→ EXTRACTED ENTRIES:
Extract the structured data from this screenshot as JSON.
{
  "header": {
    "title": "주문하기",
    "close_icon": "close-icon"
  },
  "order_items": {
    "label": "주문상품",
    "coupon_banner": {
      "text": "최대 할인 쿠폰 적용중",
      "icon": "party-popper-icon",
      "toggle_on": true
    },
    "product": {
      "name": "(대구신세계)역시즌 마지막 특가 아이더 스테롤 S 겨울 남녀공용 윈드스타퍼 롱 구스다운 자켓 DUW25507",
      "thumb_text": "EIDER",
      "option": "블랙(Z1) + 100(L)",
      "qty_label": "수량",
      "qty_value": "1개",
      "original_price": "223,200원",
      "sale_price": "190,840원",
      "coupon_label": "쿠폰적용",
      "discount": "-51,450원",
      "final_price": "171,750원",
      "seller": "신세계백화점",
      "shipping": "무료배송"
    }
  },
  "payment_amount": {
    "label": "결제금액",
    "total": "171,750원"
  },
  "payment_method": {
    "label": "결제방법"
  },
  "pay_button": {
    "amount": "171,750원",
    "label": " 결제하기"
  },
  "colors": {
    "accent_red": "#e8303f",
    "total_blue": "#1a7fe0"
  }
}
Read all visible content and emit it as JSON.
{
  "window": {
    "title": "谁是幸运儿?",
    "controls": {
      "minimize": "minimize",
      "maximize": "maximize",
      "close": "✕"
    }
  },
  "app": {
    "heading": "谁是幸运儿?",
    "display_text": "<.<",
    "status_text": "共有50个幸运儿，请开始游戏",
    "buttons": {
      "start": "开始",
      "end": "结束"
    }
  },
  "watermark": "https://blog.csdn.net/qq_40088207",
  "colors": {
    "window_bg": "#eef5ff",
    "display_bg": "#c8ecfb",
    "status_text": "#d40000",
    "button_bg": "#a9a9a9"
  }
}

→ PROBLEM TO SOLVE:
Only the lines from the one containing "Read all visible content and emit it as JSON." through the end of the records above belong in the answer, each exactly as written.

→ FINISHED EXERCISE:
Read all visible content and emit it as JSON.
{
  "window": {
    "title": "谁是幸运儿?",
    "controls": {
      "minimize": "minimize",
      "maximize": "maximize",
      "close": "✕"
    }
  },
  "app": {
    "heading": "谁是幸运儿?",
    "display_text": "<.<",
    "status_text": "共有50个幸运儿，请开始游戏",
    "buttons": {
      "start": "开始",
      "end": "结束"
    }
  },
  "watermark": "https://blog.csdn.net/qq_40088207",
  "colors": {
    "window_bg": "#eef5ff",
    "display_bg": "#c8ecfb",
    "status_text": "#d40000",
    "button_bg": "#a9a9a9"
  }
}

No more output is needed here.